## ASSIGNED TASK
For each line below that contains the string "onerror", copy that line.

=== SUPPLIED RECORDS ===

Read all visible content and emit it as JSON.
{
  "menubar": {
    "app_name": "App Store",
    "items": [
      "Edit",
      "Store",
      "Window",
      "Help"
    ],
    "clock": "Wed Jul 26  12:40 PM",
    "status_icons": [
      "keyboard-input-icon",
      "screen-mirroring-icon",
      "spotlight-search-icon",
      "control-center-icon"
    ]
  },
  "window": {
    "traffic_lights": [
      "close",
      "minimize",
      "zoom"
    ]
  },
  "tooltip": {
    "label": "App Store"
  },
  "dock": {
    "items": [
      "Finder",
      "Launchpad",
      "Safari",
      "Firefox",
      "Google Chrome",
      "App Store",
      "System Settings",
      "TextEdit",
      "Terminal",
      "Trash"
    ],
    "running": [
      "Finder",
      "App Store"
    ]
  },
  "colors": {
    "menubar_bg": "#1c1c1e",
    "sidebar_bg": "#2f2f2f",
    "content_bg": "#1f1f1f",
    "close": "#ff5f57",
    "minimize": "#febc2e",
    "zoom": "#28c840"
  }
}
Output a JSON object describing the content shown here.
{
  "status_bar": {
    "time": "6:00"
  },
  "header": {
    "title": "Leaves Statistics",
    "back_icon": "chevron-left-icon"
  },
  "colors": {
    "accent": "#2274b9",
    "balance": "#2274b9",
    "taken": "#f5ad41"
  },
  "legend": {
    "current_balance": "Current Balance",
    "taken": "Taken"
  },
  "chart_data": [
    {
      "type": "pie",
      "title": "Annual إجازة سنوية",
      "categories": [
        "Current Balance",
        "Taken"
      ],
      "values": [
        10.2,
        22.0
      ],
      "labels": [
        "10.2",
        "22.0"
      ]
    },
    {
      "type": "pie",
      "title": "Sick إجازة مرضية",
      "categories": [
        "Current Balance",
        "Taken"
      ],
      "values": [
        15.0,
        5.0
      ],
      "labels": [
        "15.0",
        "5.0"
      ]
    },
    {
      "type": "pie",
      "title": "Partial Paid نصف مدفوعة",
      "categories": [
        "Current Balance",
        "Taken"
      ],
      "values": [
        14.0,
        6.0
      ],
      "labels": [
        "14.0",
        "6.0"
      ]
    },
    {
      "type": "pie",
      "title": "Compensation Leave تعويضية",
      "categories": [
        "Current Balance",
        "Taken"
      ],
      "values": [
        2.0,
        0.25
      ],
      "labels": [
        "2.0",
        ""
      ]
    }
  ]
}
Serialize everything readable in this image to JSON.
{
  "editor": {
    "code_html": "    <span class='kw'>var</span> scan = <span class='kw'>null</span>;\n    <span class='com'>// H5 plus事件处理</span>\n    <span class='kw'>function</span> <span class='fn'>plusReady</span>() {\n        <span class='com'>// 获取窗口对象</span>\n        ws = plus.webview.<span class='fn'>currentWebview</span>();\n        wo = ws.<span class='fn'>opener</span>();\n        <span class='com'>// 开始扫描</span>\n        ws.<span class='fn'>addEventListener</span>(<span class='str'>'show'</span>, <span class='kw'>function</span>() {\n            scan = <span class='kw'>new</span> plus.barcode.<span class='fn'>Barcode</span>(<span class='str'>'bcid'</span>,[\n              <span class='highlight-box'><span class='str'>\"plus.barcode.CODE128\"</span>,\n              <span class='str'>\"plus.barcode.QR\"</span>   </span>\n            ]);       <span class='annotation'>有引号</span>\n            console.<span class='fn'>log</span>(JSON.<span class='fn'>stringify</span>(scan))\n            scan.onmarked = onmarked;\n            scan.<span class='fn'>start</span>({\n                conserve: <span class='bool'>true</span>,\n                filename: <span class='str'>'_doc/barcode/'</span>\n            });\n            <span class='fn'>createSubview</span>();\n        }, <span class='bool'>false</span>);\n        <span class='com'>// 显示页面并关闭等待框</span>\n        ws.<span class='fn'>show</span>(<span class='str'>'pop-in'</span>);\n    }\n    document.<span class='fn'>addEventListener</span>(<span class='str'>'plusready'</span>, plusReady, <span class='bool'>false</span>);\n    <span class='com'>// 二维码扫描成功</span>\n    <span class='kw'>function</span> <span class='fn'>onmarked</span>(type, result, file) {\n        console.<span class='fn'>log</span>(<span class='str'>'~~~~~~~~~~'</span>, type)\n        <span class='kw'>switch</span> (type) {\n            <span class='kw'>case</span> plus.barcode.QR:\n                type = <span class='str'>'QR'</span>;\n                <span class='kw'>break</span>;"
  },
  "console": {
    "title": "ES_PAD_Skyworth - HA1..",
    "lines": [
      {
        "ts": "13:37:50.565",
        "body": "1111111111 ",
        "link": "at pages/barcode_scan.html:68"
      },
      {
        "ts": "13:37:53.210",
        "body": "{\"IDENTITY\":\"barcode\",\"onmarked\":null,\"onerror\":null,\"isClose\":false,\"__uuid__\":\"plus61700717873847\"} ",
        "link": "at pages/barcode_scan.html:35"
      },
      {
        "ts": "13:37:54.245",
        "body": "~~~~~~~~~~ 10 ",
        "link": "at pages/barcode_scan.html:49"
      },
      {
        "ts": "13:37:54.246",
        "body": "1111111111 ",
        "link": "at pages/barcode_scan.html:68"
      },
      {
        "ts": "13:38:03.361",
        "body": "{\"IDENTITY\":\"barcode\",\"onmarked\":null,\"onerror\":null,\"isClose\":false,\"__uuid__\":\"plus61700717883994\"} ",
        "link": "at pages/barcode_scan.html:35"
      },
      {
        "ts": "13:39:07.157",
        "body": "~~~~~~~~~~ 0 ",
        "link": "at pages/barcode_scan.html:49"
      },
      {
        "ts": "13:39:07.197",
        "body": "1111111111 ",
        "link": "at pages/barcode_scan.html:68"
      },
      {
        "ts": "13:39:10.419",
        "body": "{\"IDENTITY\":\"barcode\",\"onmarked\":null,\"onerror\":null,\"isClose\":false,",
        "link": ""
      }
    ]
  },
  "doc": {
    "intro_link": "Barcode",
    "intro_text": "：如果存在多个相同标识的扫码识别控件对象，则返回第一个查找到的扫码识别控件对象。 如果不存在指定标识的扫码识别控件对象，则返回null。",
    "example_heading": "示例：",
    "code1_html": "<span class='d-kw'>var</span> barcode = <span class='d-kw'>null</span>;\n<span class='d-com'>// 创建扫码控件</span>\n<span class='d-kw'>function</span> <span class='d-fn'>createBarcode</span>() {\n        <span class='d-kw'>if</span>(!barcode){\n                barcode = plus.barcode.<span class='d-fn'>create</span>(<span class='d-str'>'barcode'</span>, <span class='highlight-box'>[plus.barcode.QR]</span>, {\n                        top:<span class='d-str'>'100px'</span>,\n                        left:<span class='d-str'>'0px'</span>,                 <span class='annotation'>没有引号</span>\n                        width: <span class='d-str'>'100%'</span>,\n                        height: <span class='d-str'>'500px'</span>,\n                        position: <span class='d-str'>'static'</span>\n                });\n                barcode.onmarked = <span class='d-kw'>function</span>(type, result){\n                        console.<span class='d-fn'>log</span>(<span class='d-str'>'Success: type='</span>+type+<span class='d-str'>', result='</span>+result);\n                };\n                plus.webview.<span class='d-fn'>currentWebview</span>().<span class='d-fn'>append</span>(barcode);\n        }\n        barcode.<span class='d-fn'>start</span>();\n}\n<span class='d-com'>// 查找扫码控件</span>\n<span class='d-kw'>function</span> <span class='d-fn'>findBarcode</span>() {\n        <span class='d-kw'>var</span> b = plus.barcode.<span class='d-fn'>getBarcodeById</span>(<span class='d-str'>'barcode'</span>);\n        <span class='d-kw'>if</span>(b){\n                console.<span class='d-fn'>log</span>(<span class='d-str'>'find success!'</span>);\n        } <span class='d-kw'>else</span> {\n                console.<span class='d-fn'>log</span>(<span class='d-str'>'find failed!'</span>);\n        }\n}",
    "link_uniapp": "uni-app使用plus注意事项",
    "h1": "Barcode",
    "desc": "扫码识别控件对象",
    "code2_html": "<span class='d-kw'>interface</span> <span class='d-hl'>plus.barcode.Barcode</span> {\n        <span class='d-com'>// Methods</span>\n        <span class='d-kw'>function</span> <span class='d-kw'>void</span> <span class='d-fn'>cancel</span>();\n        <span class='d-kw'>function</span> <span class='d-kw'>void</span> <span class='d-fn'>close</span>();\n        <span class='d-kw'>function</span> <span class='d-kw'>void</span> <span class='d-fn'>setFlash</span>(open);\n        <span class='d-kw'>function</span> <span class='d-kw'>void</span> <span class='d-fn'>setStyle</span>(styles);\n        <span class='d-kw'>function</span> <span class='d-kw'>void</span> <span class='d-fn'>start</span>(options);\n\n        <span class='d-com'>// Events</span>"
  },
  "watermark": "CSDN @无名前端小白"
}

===

## ANSWER SECTION
        "body": "{\"IDENTITY\":\"barcode\",\"onmarked\":null,\"onerror\":null,\"isClose\":false,\"__uuid__\":\"plus61700717873847\"} ",
        "body": "{\"IDENTITY\":\"barcode\",\"onmarked\":null,\"onerror\":null,\"isClose\":false,\"__uuid__\":\"plus61700717883994\"} ",
        "body": "{\"IDENTITY\":\"barcode\",\"onmarked\":null,\"onerror\":null,\"isClose\":false,",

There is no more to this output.